There are a few issues at play here. First, the issue of Kong’s compensation.

Compensation for portfolio managers at hedge funds is usually structured so that portfolio managers share in the fund’s growth each year. If a $1 billion fund gains 50%, for example, that’s $500 million in total profits for the fund, which is split (typically) 80%/20% by the investors and fund managers.

To earn $74 million by typical standards, Kong would probably have had to have been the sole manager of the $1.2 billion Structured Servicing Holdings, which gained 134% in 2009 (he probably wasn’t; SPM founder/boss Brownstein (and perhaps Mok too) appears to co-manage every SPM fund), or the manager of multiple funds.

But it doesn’t appear that he is.

Brownstein and Mok are listed as the managers of the fund that earned +49.5%, SPM’s $1.2 billion Structured Servicing Holdings LP fund. Mok is also listed as the top manager of SPM Core, the firm’s ~$400 million mortgage-backed arbitrage fund.

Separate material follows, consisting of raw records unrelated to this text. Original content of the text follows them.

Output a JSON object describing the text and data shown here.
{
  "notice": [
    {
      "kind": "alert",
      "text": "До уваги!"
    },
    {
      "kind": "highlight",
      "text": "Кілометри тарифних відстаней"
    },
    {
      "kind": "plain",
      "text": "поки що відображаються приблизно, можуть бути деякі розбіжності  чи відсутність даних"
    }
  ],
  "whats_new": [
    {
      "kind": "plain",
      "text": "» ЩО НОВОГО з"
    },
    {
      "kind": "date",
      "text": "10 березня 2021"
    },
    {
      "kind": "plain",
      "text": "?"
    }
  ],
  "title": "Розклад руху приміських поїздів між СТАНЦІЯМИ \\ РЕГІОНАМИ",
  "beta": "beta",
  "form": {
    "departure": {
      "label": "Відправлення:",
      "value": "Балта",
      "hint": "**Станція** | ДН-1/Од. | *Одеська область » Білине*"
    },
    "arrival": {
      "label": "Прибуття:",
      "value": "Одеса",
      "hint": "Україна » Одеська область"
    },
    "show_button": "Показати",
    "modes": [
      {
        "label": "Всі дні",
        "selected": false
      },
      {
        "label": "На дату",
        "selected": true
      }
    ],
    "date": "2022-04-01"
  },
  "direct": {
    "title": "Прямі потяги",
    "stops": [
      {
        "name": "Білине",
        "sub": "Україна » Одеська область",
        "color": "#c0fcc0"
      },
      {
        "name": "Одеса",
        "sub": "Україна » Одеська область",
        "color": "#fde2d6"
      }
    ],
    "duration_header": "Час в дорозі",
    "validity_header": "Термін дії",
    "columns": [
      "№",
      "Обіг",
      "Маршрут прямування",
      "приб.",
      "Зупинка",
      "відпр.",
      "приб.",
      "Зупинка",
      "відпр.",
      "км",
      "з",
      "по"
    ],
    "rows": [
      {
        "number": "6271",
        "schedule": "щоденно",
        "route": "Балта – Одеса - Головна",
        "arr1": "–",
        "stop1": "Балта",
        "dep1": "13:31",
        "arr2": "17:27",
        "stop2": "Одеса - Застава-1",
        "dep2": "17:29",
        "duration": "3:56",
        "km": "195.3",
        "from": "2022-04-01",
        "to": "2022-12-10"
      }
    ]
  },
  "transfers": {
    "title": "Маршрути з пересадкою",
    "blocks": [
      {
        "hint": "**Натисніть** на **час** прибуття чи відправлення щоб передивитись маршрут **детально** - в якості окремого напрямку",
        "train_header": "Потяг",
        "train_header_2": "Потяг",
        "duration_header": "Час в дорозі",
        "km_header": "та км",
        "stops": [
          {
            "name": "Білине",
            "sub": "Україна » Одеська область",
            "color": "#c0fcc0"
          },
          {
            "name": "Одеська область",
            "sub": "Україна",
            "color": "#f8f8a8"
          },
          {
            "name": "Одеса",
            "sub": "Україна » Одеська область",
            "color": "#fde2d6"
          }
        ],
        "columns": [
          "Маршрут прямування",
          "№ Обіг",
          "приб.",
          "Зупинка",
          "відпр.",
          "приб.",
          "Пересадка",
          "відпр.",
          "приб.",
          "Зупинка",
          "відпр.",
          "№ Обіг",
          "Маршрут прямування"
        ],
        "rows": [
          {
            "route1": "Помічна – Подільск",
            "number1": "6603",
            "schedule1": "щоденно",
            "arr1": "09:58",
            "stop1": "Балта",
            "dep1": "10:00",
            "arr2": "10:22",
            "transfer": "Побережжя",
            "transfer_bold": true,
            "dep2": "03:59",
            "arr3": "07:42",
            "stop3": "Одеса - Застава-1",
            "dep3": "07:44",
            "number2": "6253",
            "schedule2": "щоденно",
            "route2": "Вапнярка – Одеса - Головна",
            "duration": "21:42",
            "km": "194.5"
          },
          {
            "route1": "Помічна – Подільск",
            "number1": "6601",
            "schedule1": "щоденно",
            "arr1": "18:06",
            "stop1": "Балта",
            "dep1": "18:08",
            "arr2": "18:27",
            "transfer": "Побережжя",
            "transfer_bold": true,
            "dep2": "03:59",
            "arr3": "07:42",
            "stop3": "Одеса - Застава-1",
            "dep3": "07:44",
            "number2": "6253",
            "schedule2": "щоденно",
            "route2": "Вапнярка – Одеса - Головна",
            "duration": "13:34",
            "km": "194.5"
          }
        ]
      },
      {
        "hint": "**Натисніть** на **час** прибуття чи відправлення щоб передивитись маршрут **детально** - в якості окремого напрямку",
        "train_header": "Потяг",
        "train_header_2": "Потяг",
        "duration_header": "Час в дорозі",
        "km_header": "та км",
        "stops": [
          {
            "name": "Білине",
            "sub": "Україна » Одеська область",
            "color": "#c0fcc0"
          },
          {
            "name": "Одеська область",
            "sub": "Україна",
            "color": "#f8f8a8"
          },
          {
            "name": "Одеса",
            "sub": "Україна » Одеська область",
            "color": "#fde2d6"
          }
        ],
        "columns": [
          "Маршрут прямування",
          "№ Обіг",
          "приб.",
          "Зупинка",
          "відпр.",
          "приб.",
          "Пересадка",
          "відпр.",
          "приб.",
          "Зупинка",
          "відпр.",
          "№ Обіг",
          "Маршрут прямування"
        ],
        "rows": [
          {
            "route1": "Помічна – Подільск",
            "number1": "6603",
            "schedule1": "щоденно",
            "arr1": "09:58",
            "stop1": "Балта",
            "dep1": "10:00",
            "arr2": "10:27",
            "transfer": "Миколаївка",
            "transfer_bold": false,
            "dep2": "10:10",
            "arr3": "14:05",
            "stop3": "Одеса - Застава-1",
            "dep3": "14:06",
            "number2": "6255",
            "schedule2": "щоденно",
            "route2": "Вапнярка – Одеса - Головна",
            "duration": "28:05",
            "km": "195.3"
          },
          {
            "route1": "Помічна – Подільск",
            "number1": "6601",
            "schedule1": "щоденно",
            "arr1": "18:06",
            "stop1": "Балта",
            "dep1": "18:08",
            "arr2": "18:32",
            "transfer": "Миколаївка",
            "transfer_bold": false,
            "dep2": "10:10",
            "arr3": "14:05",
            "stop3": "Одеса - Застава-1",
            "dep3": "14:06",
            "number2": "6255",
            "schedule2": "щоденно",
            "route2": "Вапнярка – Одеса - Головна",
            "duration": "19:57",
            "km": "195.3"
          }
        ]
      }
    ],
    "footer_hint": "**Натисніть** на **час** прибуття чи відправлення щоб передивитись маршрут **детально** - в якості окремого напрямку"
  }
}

SPM Core gained 30.8% in 2010 and in 2009, gained 53.6%. And Mok also managed SPM Opportunity, which gained 100.2% in 2009 (and 30.8% in 2010).

Don Brownstein

The 50% dip in the fund’s returns might be explained by Kong’s departure, but it’s also likely to be the result of a less profittable year for distressed mortgage properties.Just two months ago, in January, Brownstein was celebrating earning the #1 best returns in Bloomberg’s annual ranking.

Little did we know there was internal strife going on with his partner, Kong, who took the back-burner as Don Brownstein got the media spot light beause he founded SPM.